ABOUT THIS EXERCISE:
For every line in the records below that holds "true", make a copy.

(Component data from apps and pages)
# # # #
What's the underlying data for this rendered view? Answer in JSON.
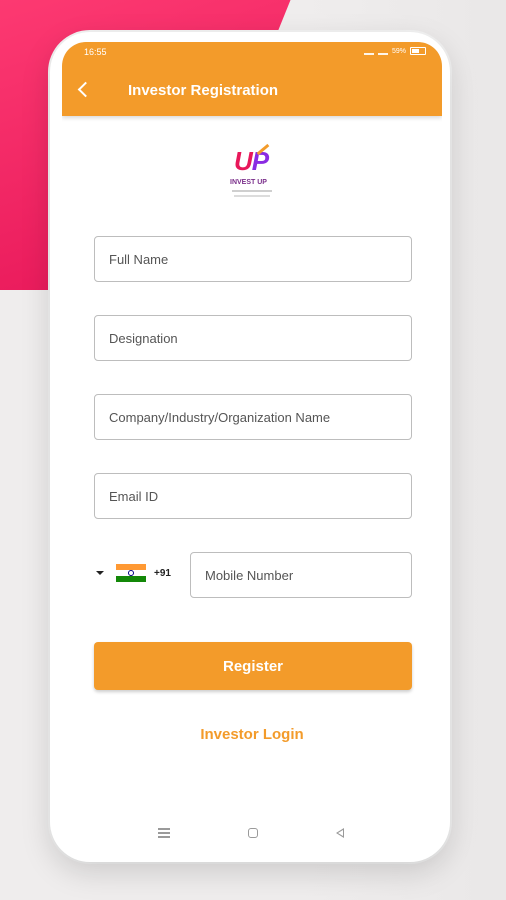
{
  "status_bar": {
    "time": "16:55",
    "battery": "59%"
  },
  "header": {
    "title": "Investor Registration"
  },
  "logo": {
    "brand": "UP",
    "tagline": "INVEST UP"
  },
  "form": {
    "full_name": {
      "placeholder": "Full Name",
      "value": ""
    },
    "designation": {
      "placeholder": "Designation",
      "value": ""
    },
    "company": {
      "placeholder": "Company/Industry/Organization Name",
      "value": ""
    },
    "email": {
      "placeholder": "Email ID",
      "value": ""
    },
    "country_code": "+91",
    "mobile": {
      "placeholder": "Mobile Number",
      "value": ""
    }
  },
  "actions": {
    "register_label": "Register",
    "login_link": "Investor Login"
  },
  "colors": {
    "primary": "#f39b2a",
    "accent_pink": "#e8185a"
  },
  "icons": {
    "back": "back-chevron-icon",
    "flag": "india-flag-icon",
    "dropdown": "dropdown-caret-icon"
  }
}
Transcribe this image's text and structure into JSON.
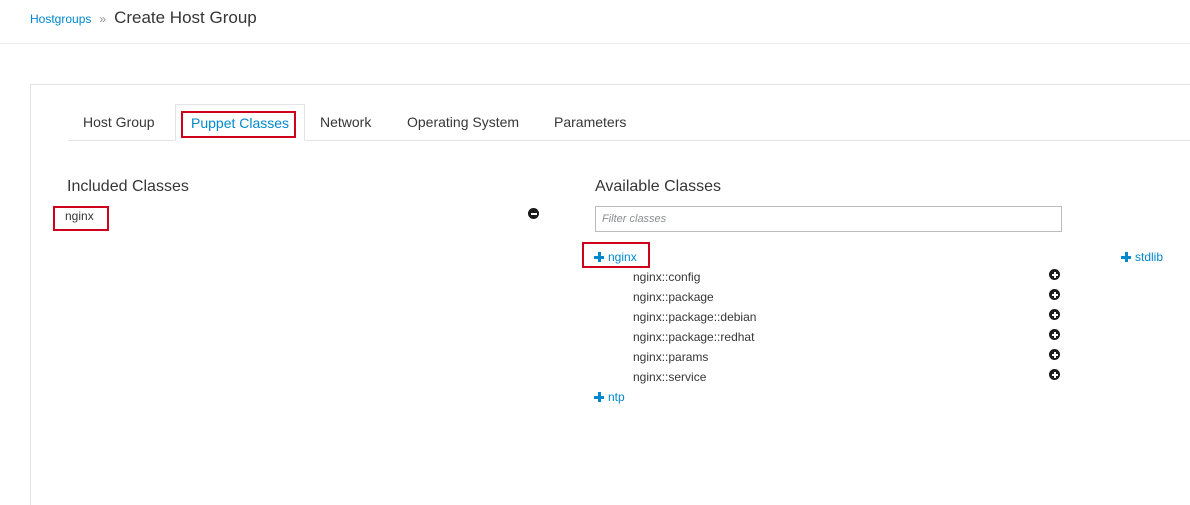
{
  "breadcrumb": {
    "parent": "Hostgroups",
    "separator": "»",
    "current": "Create Host Group"
  },
  "tabs": [
    {
      "label": "Host Group",
      "active": false
    },
    {
      "label": "Puppet Classes",
      "active": true
    },
    {
      "label": "Network",
      "active": false
    },
    {
      "label": "Operating System",
      "active": false
    },
    {
      "label": "Parameters",
      "active": false
    }
  ],
  "included": {
    "title": "Included Classes",
    "items": [
      "nginx"
    ],
    "remove_icon": "minus-circle-icon"
  },
  "available": {
    "title": "Available Classes",
    "filter_placeholder": "Filter classes",
    "groups": [
      {
        "name": "nginx",
        "expanded": true,
        "classes": [
          "nginx::config",
          "nginx::package",
          "nginx::package::debian",
          "nginx::package::redhat",
          "nginx::params",
          "nginx::service"
        ]
      },
      {
        "name": "ntp",
        "expanded": false,
        "classes": []
      },
      {
        "name": "stdlib",
        "expanded": false,
        "classes": []
      }
    ],
    "add_icon": "plus-circle-icon",
    "expand_icon": "plus-icon"
  },
  "colors": {
    "link": "#0088ce",
    "highlight": "#d0021b",
    "text": "#363636"
  }
}
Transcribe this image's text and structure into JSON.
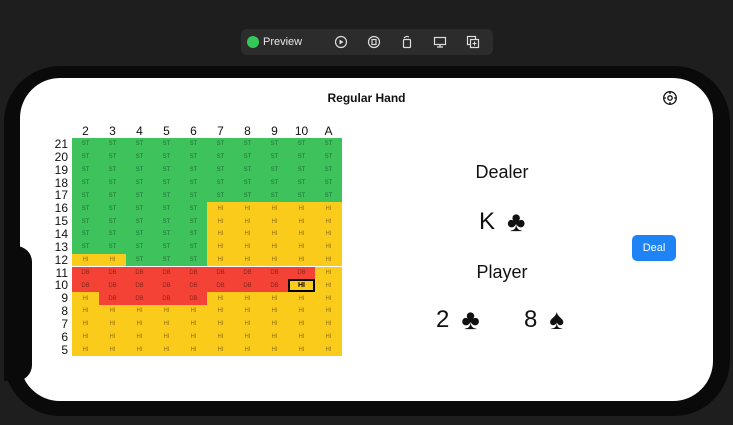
{
  "toolbar": {
    "preview_label": "Preview",
    "icons": [
      "play-icon",
      "stop-icon",
      "rotate-icon",
      "device-icon",
      "duplicate-icon"
    ]
  },
  "nav": {
    "title": "Regular Hand",
    "settings_icon": "gear-icon"
  },
  "chart": {
    "columns": [
      "2",
      "3",
      "4",
      "5",
      "6",
      "7",
      "8",
      "9",
      "10",
      "A"
    ],
    "rows": [
      "21",
      "20",
      "19",
      "18",
      "17",
      "16",
      "15",
      "14",
      "13",
      "12",
      "11",
      "10",
      "9",
      "8",
      "7",
      "6",
      "5"
    ],
    "codes": {
      "S": {
        "text": "ST",
        "color": "#3ec25c"
      },
      "H": {
        "text": "HI",
        "color": "#fbcb1c"
      },
      "D": {
        "text": "DB",
        "color": "#f44236"
      }
    },
    "grid": [
      "SSSSSSSSSS",
      "SSSSSSSSSS",
      "SSSSSSSSSS",
      "SSSSSSSSSS",
      "SSSSSSSSSS",
      "SSSSSHHHHH",
      "SSSSSHHHHH",
      "SSSSSHHHHH",
      "SSSSSHHHHH",
      "HHSSSHHHHH",
      "DDDDDDDDDH",
      "DDDDDDDDHH",
      "HDDDDHHHHH",
      "HHHHHHHHHH",
      "HHHHHHHHHH",
      "HHHHHHHHHH",
      "HHHHHHHHHH"
    ],
    "selected": {
      "row": "10",
      "col": "10"
    }
  },
  "dealer": {
    "label": "Dealer",
    "card": {
      "rank": "K",
      "suit": "♣"
    }
  },
  "player": {
    "label": "Player",
    "cards": [
      {
        "rank": "2",
        "suit": "♣"
      },
      {
        "rank": "8",
        "suit": "♠"
      }
    ]
  },
  "deal_button": {
    "label": "Deal"
  }
}
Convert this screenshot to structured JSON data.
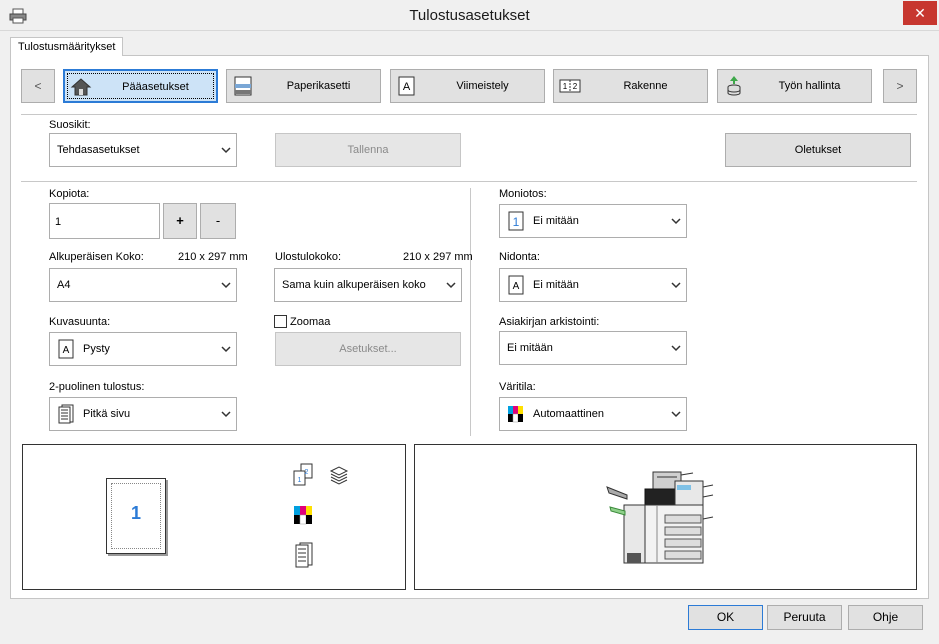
{
  "window": {
    "title": "Tulostusasetukset",
    "close_glyph": "✕"
  },
  "tab": {
    "label": "Tulostusmääritykset"
  },
  "nav": {
    "prev_glyph": "<",
    "next_glyph": ">",
    "tabs": [
      {
        "label": "Pääasetukset",
        "icon": "home-icon",
        "active": true
      },
      {
        "label": "Paperikasetti",
        "icon": "paper-tray-icon",
        "active": false
      },
      {
        "label": "Viimeistely",
        "icon": "finishing-icon",
        "active": false
      },
      {
        "label": "Rakenne",
        "icon": "layout-icon",
        "active": false
      },
      {
        "label": "Työn hallinta",
        "icon": "job-handling-icon",
        "active": false
      }
    ]
  },
  "favorites": {
    "label": "Suosikit:",
    "value": "Tehdasasetukset",
    "save_label": "Tallenna",
    "defaults_label": "Oletukset"
  },
  "copies": {
    "label": "Kopiota:",
    "value": "1",
    "plus": "+",
    "minus": "-"
  },
  "original_size": {
    "label": "Alkuperäisen Koko:",
    "dims": "210 x 297 mm",
    "value": "A4"
  },
  "output_size": {
    "label": "Ulostulokoko:",
    "dims": "210 x 297 mm",
    "value": "Sama kuin alkuperäisen koko"
  },
  "orientation": {
    "label": "Kuvasuunta:",
    "value": "Pysty",
    "icon_letter": "A"
  },
  "zoom": {
    "label": "Zoomaa",
    "settings_label": "Asetukset..."
  },
  "duplex": {
    "label": "2-puolinen tulostus:",
    "value": "Pitkä sivu"
  },
  "nup": {
    "label": "Moniotos:",
    "value": "Ei mitään",
    "icon_digit": "1"
  },
  "stapling": {
    "label": "Nidonta:",
    "value": "Ei mitään",
    "icon_letter": "A"
  },
  "archive": {
    "label": "Asiakirjan arkistointi:",
    "value": "Ei mitään"
  },
  "color_mode": {
    "label": "Väritila:",
    "value": "Automaattinen"
  },
  "preview": {
    "page_number": "1"
  },
  "colors": {
    "accent": "#2c7bd6",
    "cyan": "#00a0e0",
    "magenta": "#e0007a",
    "yellow": "#ffe000",
    "black": "#000000"
  },
  "footer": {
    "ok": "OK",
    "cancel": "Peruuta",
    "help": "Ohje"
  }
}
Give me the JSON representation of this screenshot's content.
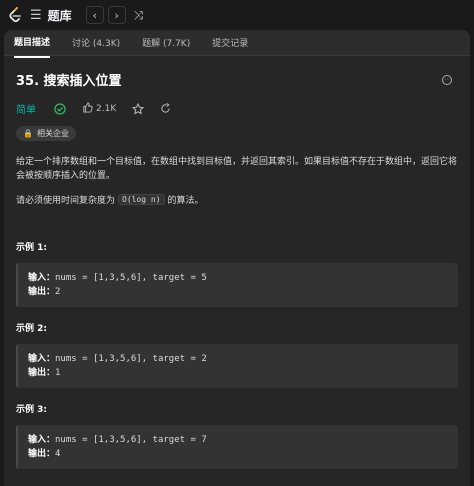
{
  "app": {
    "title": "题库",
    "menu_icon": "list-icon",
    "prev_label": "‹",
    "next_label": "›",
    "shuffle_icon": "shuffle-icon"
  },
  "tabs": [
    {
      "label": "题目描述",
      "active": true
    },
    {
      "label": "讨论 (4.3K)",
      "active": false
    },
    {
      "label": "题解 (7.7K)",
      "active": false
    },
    {
      "label": "提交记录",
      "active": false
    }
  ],
  "problem": {
    "title": "35. 搜索插入位置",
    "difficulty": "简单",
    "likes": "2.1K",
    "company_tag": "相关企业",
    "description": "给定一个排序数组和一个目标值，在数组中找到目标值，并返回其索引。如果目标值不存在于数组中，返回它将会被按顺序插入的位置。",
    "complexity_prefix": "请必须使用时间复杂度为",
    "complexity_code": "O(log n)",
    "complexity_suffix": "的算法。"
  },
  "examples": [
    {
      "title": "示例 1:",
      "input_label": "输入：",
      "input": "nums = [1,3,5,6], target = 5",
      "output_label": "输出：",
      "output": "2"
    },
    {
      "title": "示例 2:",
      "input_label": "输入：",
      "input": "nums = [1,3,5,6], target = 2",
      "output_label": "输出：",
      "output": "1"
    },
    {
      "title": "示例 3:",
      "input_label": "输入：",
      "input": "nums = [1,3,5,6], target = 7",
      "output_label": "输出：",
      "output": "4"
    }
  ],
  "colors": {
    "accent_easy": "#00b8a3",
    "accept_green": "#2cbb5d",
    "brand_orange": "#ffa116"
  }
}
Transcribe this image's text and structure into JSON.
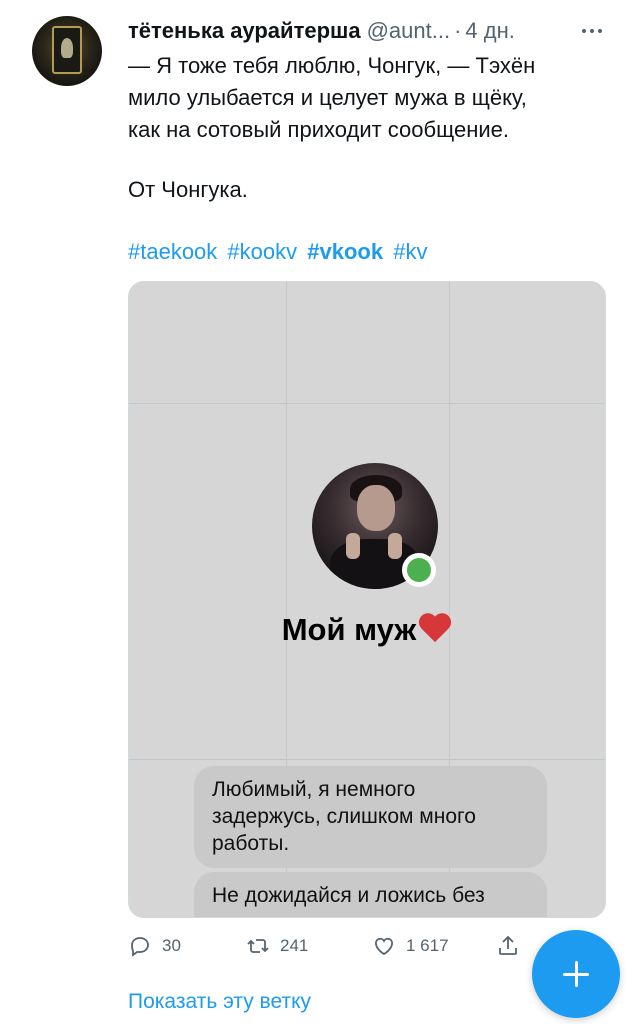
{
  "tweet": {
    "author_name": "тётенька аурайтерша",
    "author_handle": "@aunt...",
    "separator": "·",
    "time": "4 дн.",
    "text_lines": [
      "— Я тоже тебя люблю, Чонгук, — Тэхён",
      "мило улыбается и целует мужа в щёку,",
      "как на сотовый приходит сообщение."
    ],
    "text_line2": "От Чонгука.",
    "hashtags": [
      "#taekook",
      "#kookv",
      "#vkook",
      "#kv"
    ]
  },
  "media": {
    "contact_name": "Мой муж",
    "messages": [
      "Любимый, я немного задержусь, слишком много работы.",
      "Не дожидайся и ложись без"
    ]
  },
  "actions": {
    "replies": "30",
    "retweets": "241",
    "likes": "1 617"
  },
  "show_thread": "Показать эту ветку",
  "colors": {
    "accent": "#1d9bf0",
    "online": "#4caf50",
    "heart": "#d8373a"
  }
}
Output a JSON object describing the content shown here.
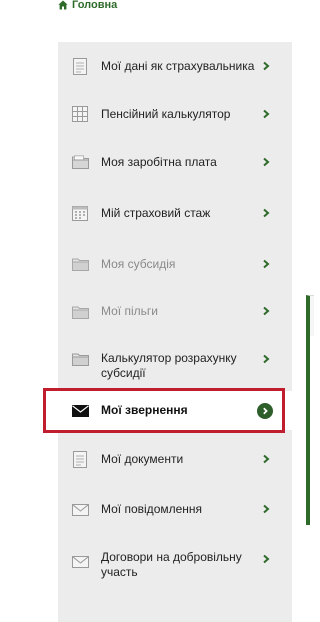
{
  "breadcrumb": {
    "home_label": "Головна"
  },
  "menu": {
    "items": [
      {
        "label": "Мої дані як страхувальника",
        "icon": "document-icon",
        "state": "normal"
      },
      {
        "label": "Пенсійний калькулятор",
        "icon": "calculator-icon",
        "state": "normal"
      },
      {
        "label": "Моя заробітна плата",
        "icon": "folder-icon",
        "state": "normal"
      },
      {
        "label": "Мій страховий стаж",
        "icon": "calendar-icon",
        "state": "normal"
      },
      {
        "label": "Моя субсидія",
        "icon": "folder-icon",
        "state": "disabled"
      },
      {
        "label": "Мої пільги",
        "icon": "folder-icon",
        "state": "disabled"
      },
      {
        "label": "Калькулятор розрахунку субсидії",
        "icon": "folder-icon",
        "state": "normal"
      },
      {
        "label": "Мої звернення",
        "icon": "envelope-icon",
        "state": "active"
      },
      {
        "label": "Мої документи",
        "icon": "document-icon",
        "state": "normal"
      },
      {
        "label": "Мої повідомлення",
        "icon": "envelope-icon",
        "state": "normal"
      },
      {
        "label": "Договори на добровільну участь",
        "icon": "envelope-icon",
        "state": "normal"
      }
    ]
  },
  "colors": {
    "accent_green": "#2e6b2b",
    "highlight_red": "#c01d2e",
    "menu_bg": "#ececec"
  }
}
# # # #
RESPONSE TO THE TASK:
      "active": true
        "expanded": true,
        "active": true
      "active": true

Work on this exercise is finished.